See, for example, the naval intercept stations. 1 16/4080 for teleprinter links between GC and CS and ' The Organisation of Intelligence at the Outbreak of War 25 of war, they worked out during the next 18 months separate compromise agreements in which they safeguarded this responsibility while conceding that GC and CS, by retaining Service sections, should continue to be an inter-departmental organisation in war-time to a greater extent than they had originally intended. As late as the beginning of 939 the Admiralty, considering that the dress rehearsal move of GC and CS to Bletchley during the Munich crisis had not worked well, decided that on mobilisation the whole of GC and CS's Naval Section should move to the Admiralty or go overseas.
In the United Kingdom, to take another example, the naval stations were occupied to the extent of 50 per cent on non-naval communications, while of the strategic communications of the German Air Force a large part was intercepted by the War Office on the assumption, which lasted until 1939, that it was German Army traffic. In the same way, the influence of the Service departments on the cryptanalytical priorities adopted at GC and CS took second place to that exerted by the technical possibilities and demands of the colonial authorities in Italy intercepting Italian Air Force cryptanalytical situation.
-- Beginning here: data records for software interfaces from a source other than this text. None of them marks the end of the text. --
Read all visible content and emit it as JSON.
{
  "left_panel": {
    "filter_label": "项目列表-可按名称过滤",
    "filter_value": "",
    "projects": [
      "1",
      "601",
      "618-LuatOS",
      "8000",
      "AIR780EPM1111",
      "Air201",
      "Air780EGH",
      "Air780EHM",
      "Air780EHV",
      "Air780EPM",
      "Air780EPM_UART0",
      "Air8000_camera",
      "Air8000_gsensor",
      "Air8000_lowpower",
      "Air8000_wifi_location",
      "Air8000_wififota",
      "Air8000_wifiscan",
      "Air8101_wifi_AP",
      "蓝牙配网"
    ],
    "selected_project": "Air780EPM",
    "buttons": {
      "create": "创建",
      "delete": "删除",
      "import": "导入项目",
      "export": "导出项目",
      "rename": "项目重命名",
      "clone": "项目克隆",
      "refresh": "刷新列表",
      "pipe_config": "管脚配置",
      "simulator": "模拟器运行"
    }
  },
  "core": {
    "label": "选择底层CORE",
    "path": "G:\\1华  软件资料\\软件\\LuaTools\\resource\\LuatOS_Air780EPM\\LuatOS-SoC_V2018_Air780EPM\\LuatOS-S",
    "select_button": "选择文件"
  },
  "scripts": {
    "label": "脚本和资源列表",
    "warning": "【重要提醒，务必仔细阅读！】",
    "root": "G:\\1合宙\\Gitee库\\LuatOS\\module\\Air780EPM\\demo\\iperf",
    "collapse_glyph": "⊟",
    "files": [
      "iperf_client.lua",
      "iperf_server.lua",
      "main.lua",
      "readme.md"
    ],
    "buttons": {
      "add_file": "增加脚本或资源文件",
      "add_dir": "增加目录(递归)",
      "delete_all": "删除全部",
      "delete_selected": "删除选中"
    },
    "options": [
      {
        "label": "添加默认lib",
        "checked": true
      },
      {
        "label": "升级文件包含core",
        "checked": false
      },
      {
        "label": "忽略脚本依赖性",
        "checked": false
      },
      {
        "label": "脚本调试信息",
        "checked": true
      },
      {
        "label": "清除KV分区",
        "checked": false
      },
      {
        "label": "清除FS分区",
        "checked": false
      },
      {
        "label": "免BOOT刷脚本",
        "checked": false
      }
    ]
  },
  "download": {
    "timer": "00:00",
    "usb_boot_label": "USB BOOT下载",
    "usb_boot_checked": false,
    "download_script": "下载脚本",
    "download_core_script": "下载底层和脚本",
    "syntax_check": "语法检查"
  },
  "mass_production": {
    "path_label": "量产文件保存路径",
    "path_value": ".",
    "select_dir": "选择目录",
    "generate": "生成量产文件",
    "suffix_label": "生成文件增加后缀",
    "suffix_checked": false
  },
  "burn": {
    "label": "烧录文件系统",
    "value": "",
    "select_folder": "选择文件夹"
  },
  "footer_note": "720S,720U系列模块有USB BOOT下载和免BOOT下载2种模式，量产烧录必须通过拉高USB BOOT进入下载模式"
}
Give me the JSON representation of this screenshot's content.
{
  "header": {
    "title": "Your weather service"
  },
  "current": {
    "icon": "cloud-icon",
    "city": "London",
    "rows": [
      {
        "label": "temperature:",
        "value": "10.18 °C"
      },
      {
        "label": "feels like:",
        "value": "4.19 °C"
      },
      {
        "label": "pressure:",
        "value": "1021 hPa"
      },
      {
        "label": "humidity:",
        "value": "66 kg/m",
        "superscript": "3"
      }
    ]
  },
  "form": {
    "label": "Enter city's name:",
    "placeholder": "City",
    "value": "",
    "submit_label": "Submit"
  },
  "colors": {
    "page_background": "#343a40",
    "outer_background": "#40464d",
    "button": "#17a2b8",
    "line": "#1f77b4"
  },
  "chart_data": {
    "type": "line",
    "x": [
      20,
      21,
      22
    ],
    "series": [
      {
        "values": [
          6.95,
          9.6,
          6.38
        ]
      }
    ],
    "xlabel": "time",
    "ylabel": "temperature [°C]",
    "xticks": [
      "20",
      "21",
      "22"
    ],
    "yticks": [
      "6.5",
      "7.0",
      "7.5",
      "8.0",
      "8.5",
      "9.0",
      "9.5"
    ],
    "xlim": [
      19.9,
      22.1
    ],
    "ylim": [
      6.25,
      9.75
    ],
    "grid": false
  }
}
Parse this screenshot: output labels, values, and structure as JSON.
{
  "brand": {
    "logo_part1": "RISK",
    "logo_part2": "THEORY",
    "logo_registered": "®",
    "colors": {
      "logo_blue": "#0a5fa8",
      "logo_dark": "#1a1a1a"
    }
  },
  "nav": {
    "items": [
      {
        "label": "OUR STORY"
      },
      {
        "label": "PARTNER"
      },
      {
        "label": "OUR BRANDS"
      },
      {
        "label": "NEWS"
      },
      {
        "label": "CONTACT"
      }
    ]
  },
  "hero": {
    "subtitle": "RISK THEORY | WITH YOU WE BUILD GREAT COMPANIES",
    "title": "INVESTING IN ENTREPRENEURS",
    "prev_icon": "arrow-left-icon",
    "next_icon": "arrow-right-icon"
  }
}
British Intelligence in the Second World War, vol.1 by FH Hinsley